# Task description:
Return all lines of the data in which the string "Laboratorios" occurs.

>>>>

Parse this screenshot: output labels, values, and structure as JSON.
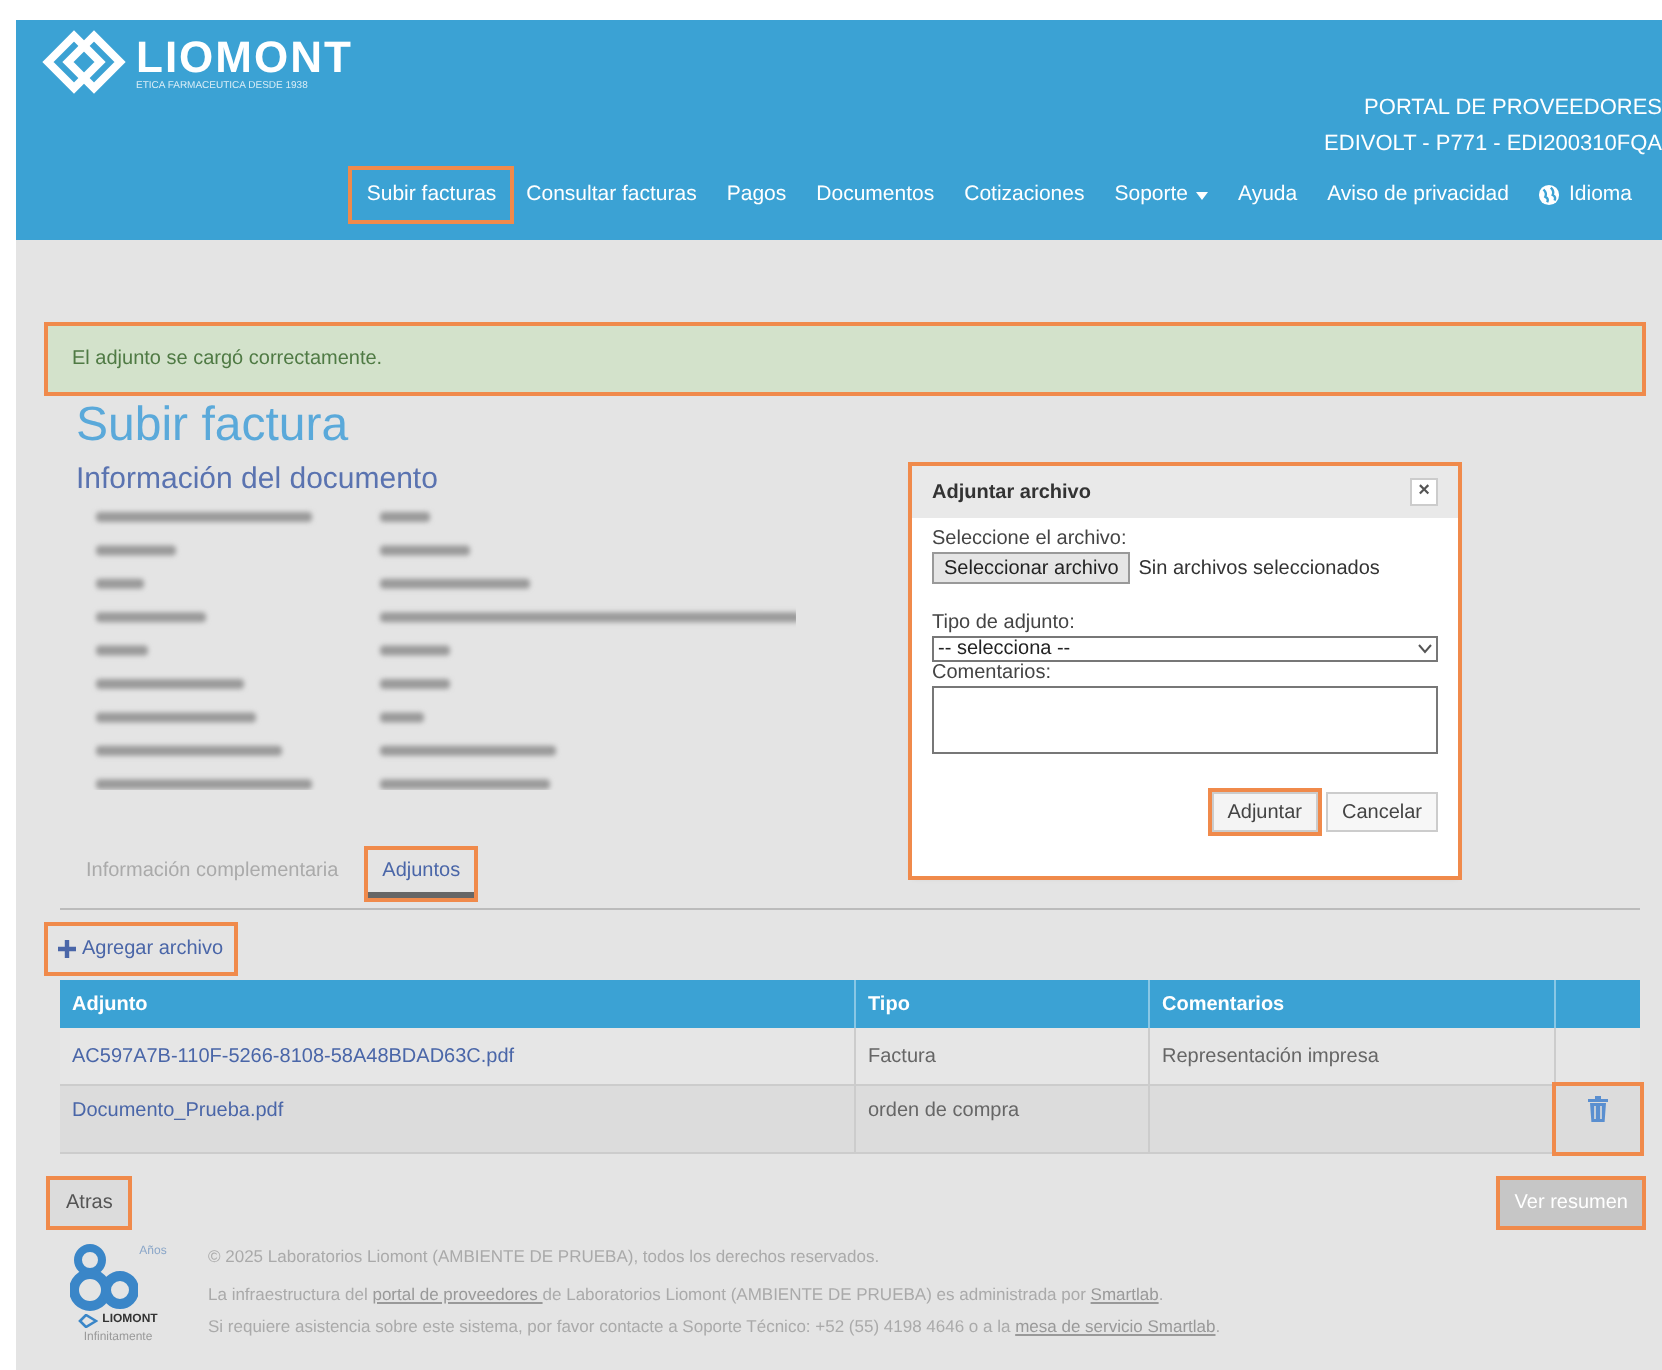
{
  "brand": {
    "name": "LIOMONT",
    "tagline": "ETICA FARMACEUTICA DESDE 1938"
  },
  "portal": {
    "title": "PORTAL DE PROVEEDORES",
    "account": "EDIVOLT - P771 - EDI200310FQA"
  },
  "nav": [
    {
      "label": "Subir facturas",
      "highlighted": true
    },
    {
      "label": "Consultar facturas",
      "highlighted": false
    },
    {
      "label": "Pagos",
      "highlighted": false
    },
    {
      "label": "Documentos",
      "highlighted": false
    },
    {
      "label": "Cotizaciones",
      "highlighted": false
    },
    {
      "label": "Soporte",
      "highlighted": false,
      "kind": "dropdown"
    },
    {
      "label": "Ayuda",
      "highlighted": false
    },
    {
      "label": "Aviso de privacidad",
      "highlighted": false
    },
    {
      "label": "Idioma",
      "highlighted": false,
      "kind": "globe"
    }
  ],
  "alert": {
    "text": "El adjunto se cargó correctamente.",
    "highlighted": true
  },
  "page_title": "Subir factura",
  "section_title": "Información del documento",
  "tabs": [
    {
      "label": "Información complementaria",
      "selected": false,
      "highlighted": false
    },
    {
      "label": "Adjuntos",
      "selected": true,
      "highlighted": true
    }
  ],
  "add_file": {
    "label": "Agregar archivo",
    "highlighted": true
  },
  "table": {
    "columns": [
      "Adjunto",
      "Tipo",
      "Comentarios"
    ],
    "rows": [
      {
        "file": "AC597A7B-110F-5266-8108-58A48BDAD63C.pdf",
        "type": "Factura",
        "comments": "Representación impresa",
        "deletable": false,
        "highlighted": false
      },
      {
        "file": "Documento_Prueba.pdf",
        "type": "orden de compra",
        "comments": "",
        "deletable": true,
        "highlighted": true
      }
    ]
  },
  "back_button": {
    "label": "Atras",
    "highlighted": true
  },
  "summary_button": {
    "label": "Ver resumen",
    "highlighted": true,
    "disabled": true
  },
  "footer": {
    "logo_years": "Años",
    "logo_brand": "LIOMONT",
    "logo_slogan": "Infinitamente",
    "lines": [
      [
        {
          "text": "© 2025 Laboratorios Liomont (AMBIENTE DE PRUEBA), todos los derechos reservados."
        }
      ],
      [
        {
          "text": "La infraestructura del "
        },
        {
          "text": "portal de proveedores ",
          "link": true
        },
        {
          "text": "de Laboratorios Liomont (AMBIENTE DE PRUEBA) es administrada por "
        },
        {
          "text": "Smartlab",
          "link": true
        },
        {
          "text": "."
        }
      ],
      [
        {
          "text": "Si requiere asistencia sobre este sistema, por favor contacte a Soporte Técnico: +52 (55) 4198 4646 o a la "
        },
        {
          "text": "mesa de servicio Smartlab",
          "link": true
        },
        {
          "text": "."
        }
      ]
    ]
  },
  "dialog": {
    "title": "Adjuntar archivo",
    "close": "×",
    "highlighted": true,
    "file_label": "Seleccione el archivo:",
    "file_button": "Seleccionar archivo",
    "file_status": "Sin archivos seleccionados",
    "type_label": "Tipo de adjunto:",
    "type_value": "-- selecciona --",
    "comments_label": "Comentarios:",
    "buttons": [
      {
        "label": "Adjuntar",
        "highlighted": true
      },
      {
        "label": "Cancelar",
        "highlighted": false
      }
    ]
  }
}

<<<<

# Output:
          "text": "© 2025 Laboratorios Liomont (AMBIENTE DE PRUEBA), todos los derechos reservados."
          "text": "de Laboratorios Liomont (AMBIENTE DE PRUEBA) es administrada por "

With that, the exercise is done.